**Your goal**
Output exactly the lines spanning from the line containing "Enumerate this screenshot's" to the last line of the entries, inclusive.

[[ The records, beginning ]]

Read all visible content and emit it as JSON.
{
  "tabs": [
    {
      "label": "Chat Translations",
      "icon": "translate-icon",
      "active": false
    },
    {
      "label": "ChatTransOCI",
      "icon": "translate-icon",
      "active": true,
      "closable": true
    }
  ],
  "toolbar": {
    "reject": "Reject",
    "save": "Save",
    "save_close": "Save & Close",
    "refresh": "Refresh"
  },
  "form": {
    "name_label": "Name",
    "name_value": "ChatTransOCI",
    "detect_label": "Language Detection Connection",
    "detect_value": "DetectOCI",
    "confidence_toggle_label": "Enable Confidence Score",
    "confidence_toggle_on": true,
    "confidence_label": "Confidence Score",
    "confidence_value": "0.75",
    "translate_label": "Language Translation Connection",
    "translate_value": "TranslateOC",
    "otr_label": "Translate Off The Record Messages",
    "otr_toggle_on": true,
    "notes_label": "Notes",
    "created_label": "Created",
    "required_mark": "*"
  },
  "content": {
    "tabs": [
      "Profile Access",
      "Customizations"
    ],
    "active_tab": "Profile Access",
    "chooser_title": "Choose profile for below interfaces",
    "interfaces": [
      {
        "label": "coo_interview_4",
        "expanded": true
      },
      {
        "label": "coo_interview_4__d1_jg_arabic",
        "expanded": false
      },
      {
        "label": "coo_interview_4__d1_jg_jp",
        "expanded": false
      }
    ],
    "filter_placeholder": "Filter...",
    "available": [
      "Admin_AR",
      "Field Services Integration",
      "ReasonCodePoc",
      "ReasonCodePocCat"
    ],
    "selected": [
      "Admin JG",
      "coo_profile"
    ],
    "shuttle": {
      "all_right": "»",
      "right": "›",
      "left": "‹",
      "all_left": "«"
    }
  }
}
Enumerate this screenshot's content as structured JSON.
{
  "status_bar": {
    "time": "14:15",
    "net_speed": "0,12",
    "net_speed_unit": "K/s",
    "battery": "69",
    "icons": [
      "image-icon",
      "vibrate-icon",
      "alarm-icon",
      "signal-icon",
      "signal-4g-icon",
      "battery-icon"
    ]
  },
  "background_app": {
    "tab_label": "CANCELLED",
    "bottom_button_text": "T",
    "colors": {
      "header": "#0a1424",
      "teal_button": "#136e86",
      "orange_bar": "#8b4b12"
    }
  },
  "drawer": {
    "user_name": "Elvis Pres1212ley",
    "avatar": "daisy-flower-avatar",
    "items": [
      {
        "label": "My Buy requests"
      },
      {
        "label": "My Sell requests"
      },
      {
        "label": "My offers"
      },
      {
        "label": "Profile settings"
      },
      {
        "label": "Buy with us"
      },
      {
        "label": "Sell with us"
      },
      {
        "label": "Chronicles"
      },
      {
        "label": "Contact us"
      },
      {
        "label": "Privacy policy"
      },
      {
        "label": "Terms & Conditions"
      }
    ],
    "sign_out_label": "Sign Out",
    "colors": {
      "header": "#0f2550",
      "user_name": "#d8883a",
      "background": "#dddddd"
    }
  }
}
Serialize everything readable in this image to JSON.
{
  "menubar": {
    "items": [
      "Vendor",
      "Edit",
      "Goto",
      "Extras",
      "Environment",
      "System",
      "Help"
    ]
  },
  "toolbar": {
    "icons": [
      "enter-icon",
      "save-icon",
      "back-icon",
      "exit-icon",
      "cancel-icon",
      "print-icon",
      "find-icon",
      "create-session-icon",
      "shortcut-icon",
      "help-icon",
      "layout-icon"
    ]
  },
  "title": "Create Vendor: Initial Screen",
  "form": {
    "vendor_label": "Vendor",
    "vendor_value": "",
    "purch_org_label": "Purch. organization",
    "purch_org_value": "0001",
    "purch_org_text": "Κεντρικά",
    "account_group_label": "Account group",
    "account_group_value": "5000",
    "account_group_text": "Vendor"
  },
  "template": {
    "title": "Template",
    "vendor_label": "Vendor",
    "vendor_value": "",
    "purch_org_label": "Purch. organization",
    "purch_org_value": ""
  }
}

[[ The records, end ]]

**Expected answer**
Enumerate this screenshot's content as structured JSON.
{
  "status_bar": {
    "time": "14:15",
    "net_speed": "0,12",
    "net_speed_unit": "K/s",
    "battery": "69",
    "icons": [
      "image-icon",
      "vibrate-icon",
      "alarm-icon",
      "signal-icon",
      "signal-4g-icon",
      "battery-icon"
    ]
  },
  "background_app": {
    "tab_label": "CANCELLED",
    "bottom_button_text": "T",
    "colors": {
      "header": "#0a1424",
      "teal_button": "#136e86",
      "orange_bar": "#8b4b12"
    }
  },
  "drawer": {
    "user_name": "Elvis Pres1212ley",
    "avatar": "daisy-flower-avatar",
    "items": [
      {
        "label": "My Buy requests"
      },
      {
        "label": "My Sell requests"
      },
      {
        "label": "My offers"
      },
      {
        "label": "Profile settings"
      },
      {
        "label": "Buy with us"
      },
      {
        "label": "Sell with us"
      },
      {
        "label": "Chronicles"
      },
      {
        "label": "Contact us"
      },
      {
        "label": "Privacy policy"
      },
      {
        "label": "Terms & Conditions"
      }
    ],
    "sign_out_label": "Sign Out",
    "colors": {
      "header": "#0f2550",
      "user_name": "#d8883a",
      "background": "#dddddd"
    }
  }
}
Serialize everything readable in this image to JSON.
{
  "menubar": {
    "items": [
      "Vendor",
      "Edit",
      "Goto",
      "Extras",
      "Environment",
      "System",
      "Help"
    ]
  },
  "toolbar": {
    "icons": [
      "enter-icon",
      "save-icon",
      "back-icon",
      "exit-icon",
      "cancel-icon",
      "print-icon",
      "find-icon",
      "create-session-icon",
      "shortcut-icon",
      "help-icon",
      "layout-icon"
    ]
  },
  "title": "Create Vendor: Initial Screen",
  "form": {
    "vendor_label": "Vendor",
    "vendor_value": "",
    "purch_org_label": "Purch. organization",
    "purch_org_value": "0001",
    "purch_org_text": "Κεντρικά",
    "account_group_label": "Account group",
    "account_group_value": "5000",
    "account_group_text": "Vendor"
  },
  "template": {
    "title": "Template",
    "vendor_label": "Vendor",
    "vendor_value": "",
    "purch_org_label": "Purch. organization",
    "purch_org_value": ""
  }
}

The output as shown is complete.